For my participation in Responsible Consumption Month, I had a two-part aspiration. One was not to buy new clothes -- or to examine my actions in that realm. The other was to schedule a home-energy audit.
The second part of that is done. It cost $75, of which $25 will be donated to the local agency that runs the food pantry, shelter, and soup kitchen in my town. I got new water-saving shower heads and washers in all faucets, new compact fluorescent lights (in many instances replacing older model ones), weather stripping on doors to the outside. Mainly, however, I learned that we already do what we can to reduce energy consumption. There were no big fixes, just tweaks.
I'd guessed that, but I wanted to make sure we weren't missing anything. I'm pretty good with consumption of actual resources.
One the no-new-clothes front, this week's contemplation had to do with the urge to obtain clothing whose function is already covered. Let's face it, if clothing were simply utilitarian, if all we needed was protection from the elements -- warmth when it's cold, sweat absorbers when it's hot, protection from frostnip and sunburn and hypothermia and nettles and other people's fluids -- when to buy new things would not be an issue. You'd buy them when you need them.
But that's not what we do. Because that's not all clothing is. It doesn't just protect our skin, it provides a means for wordless social communication (or word-full if you choose to wear a T-shirt that says "Blow Me," as I saw in Prospect Park last weekend. The message, I'd say, was open to interpretation.) It's a way we present who we think we are to the world. It's a costume for the roles we play. We can try to fit in or stand out; we can look the part even if we don't feel it.

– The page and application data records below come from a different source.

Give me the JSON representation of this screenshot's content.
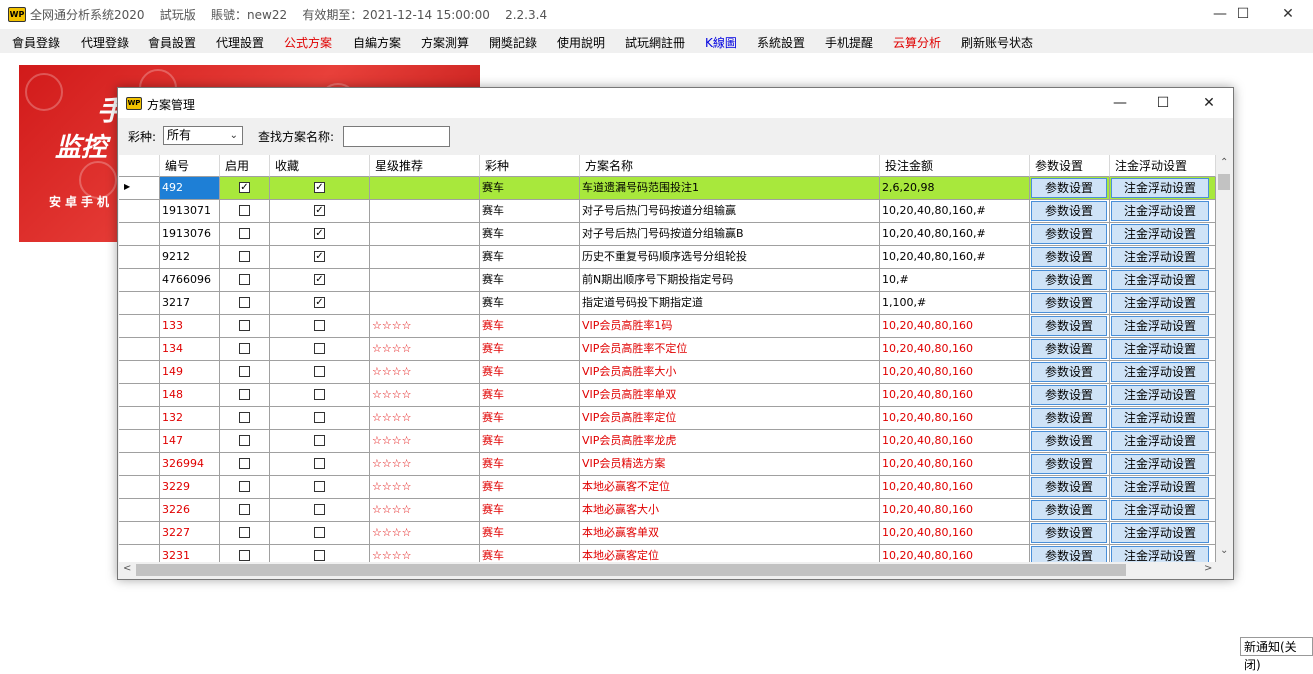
{
  "window": {
    "title": "全网通分析系统2020    試玩版    賬號：new22    有效期至：2021-12-14 15:00:00    2.2.3.4",
    "icon_label": "WP",
    "controls": {
      "minimize": "—",
      "maximize": "☐",
      "close": "✕"
    }
  },
  "menu": [
    {
      "label": "會員登錄",
      "color": "#000000"
    },
    {
      "label": "代理登錄",
      "color": "#000000"
    },
    {
      "label": "會員設置",
      "color": "#000000"
    },
    {
      "label": "代理設置",
      "color": "#000000"
    },
    {
      "label": "公式方案",
      "color": "#e00000"
    },
    {
      "label": "自編方案",
      "color": "#000000"
    },
    {
      "label": "方案測算",
      "color": "#000000"
    },
    {
      "label": "開獎記錄",
      "color": "#000000"
    },
    {
      "label": "使用說明",
      "color": "#000000"
    },
    {
      "label": "試玩網註冊",
      "color": "#000000"
    },
    {
      "label": "K線圖",
      "color": "#0000e0"
    },
    {
      "label": "系統設置",
      "color": "#000000"
    },
    {
      "label": "手机提醒",
      "color": "#000000"
    },
    {
      "label": "云算分析",
      "color": "#e00000"
    },
    {
      "label": "刷新账号状态",
      "color": "#000000"
    }
  ],
  "banner": {
    "line1": "手",
    "line2": "监控",
    "line3": "安卓手机"
  },
  "dialog": {
    "title": "方案管理",
    "icon_label": "WP",
    "controls": {
      "minimize": "—",
      "maximize": "☐",
      "close": "✕"
    },
    "filter": {
      "lottery_label": "彩种:",
      "lottery_value": "所有",
      "search_label": "查找方案名称:",
      "search_value": ""
    },
    "columns": [
      "编号",
      "启用",
      "收藏",
      "星级推荐",
      "彩种",
      "方案名称",
      "投注金额",
      "参数设置",
      "注金浮动设置"
    ],
    "button_labels": {
      "params": "参数设置",
      "float": "注金浮动设置"
    },
    "rows": [
      {
        "id": "492",
        "enabled": true,
        "favorite": true,
        "stars": "",
        "lottery": "赛车",
        "name": "车道遗漏号码范围投注1",
        "amount": "2,6,20,98",
        "red": false,
        "selected": true
      },
      {
        "id": "1913071",
        "enabled": false,
        "favorite": true,
        "stars": "",
        "lottery": "赛车",
        "name": "对子号后热门号码按道分组输赢",
        "amount": "10,20,40,80,160,#",
        "red": false
      },
      {
        "id": "1913076",
        "enabled": false,
        "favorite": true,
        "stars": "",
        "lottery": "赛车",
        "name": "对子号后热门号码按道分组输赢B",
        "amount": "10,20,40,80,160,#",
        "red": false
      },
      {
        "id": "9212",
        "enabled": false,
        "favorite": true,
        "stars": "",
        "lottery": "赛车",
        "name": "历史不重复号码顺序选号分组轮投",
        "amount": "10,20,40,80,160,#",
        "red": false
      },
      {
        "id": "4766096",
        "enabled": false,
        "favorite": true,
        "stars": "",
        "lottery": "赛车",
        "name": "前N期出顺序号下期投指定号码",
        "amount": "10,#",
        "red": false
      },
      {
        "id": "3217",
        "enabled": false,
        "favorite": true,
        "stars": "",
        "lottery": "赛车",
        "name": "指定道号码投下期指定道",
        "amount": "1,100,#",
        "red": false
      },
      {
        "id": "133",
        "enabled": false,
        "favorite": false,
        "stars": "☆☆☆☆",
        "lottery": "赛车",
        "name": "VIP会员高胜率1码",
        "amount": "10,20,40,80,160",
        "red": true
      },
      {
        "id": "134",
        "enabled": false,
        "favorite": false,
        "stars": "☆☆☆☆",
        "lottery": "赛车",
        "name": "VIP会员高胜率不定位",
        "amount": "10,20,40,80,160",
        "red": true
      },
      {
        "id": "149",
        "enabled": false,
        "favorite": false,
        "stars": "☆☆☆☆",
        "lottery": "赛车",
        "name": "VIP会员高胜率大小",
        "amount": "10,20,40,80,160",
        "red": true
      },
      {
        "id": "148",
        "enabled": false,
        "favorite": false,
        "stars": "☆☆☆☆",
        "lottery": "赛车",
        "name": "VIP会员高胜率单双",
        "amount": "10,20,40,80,160",
        "red": true
      },
      {
        "id": "132",
        "enabled": false,
        "favorite": false,
        "stars": "☆☆☆☆",
        "lottery": "赛车",
        "name": "VIP会员高胜率定位",
        "amount": "10,20,40,80,160",
        "red": true
      },
      {
        "id": "147",
        "enabled": false,
        "favorite": false,
        "stars": "☆☆☆☆",
        "lottery": "赛车",
        "name": "VIP会员高胜率龙虎",
        "amount": "10,20,40,80,160",
        "red": true
      },
      {
        "id": "326994",
        "enabled": false,
        "favorite": false,
        "stars": "☆☆☆☆",
        "lottery": "赛车",
        "name": "VIP会员精选方案",
        "amount": "10,20,40,80,160",
        "red": true
      },
      {
        "id": "3229",
        "enabled": false,
        "favorite": false,
        "stars": "☆☆☆☆",
        "lottery": "赛车",
        "name": "本地必赢客不定位",
        "amount": "10,20,40,80,160",
        "red": true
      },
      {
        "id": "3226",
        "enabled": false,
        "favorite": false,
        "stars": "☆☆☆☆",
        "lottery": "赛车",
        "name": "本地必赢客大小",
        "amount": "10,20,40,80,160",
        "red": true
      },
      {
        "id": "3227",
        "enabled": false,
        "favorite": false,
        "stars": "☆☆☆☆",
        "lottery": "赛车",
        "name": "本地必赢客单双",
        "amount": "10,20,40,80,160",
        "red": true
      },
      {
        "id": "3231",
        "enabled": false,
        "favorite": false,
        "stars": "☆☆☆☆",
        "lottery": "赛车",
        "name": "本地必赢客定位",
        "amount": "10,20,40,80,160",
        "red": true
      }
    ],
    "colors": {
      "selected_row": "#a8e83c",
      "selected_id": "#1e7fd6",
      "red_text": "#e00000",
      "button_bg": "#cfe3f7"
    }
  },
  "notification": {
    "label": "新通知(关闭)"
  }
}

Playing on those insecurities is big business. Consumer spending accounts for 70 percent of economic activity in the US (including autos, food, gas, and heating fuel). The government reported that in March retail sales hit a record high of $411.1 billion, 24 percent higher than the recession low hit in March 2009. Good news, Wall Street analysts say. Or is it?
The website ecouterre.com reported last week on fashion giant H&M's sustainability report, while noting that fashion is built on disposibility:
So one way to frame the issue for an environmentally conscious image-conscious person is in terms of resources. If karma means that all actions have reverberations beyond our own sphere, what does the action of buying unneeded clothes do beyond filling my closet?
The Swedish fast-fashion chain is second only to Inditex, owner of Zara, as the world's largest clothing retailer. Estimates suggest that it sells more than 550 million garments each year, with quarterly profits that amount to more than $412 million.
Now, in what Observer columnist Lucy Siegle, author of To Die For: Is Fashion Wearing Out the World? , calls an "audacious move," H&M wants to position itself as a paragon of sustainability. Its 2011 sustainability report, released on Thursday to coincide with the debut of its latest Conscious Collection, suggests as much, yet the fact remains that disposable fashion, characterized by hair-trigger turnovers, low-wage production, and rueful longevity, shoulders much of the blame for the planet's environmental and social degradation.
(I added the italics.)
(photo from treehugger.com)
If I choose to own hybrid cars, recycle twice as much trash as I throw out, swap out my light bulbs and faucets, and wrap myself up in multiple layers all winter long to be a responsible energy consumer, can awareness of the damage fashion does to the world affect my shopping habits?
Here's a great graphic from Ecouterre on the second life of our clothes. There's a longer version here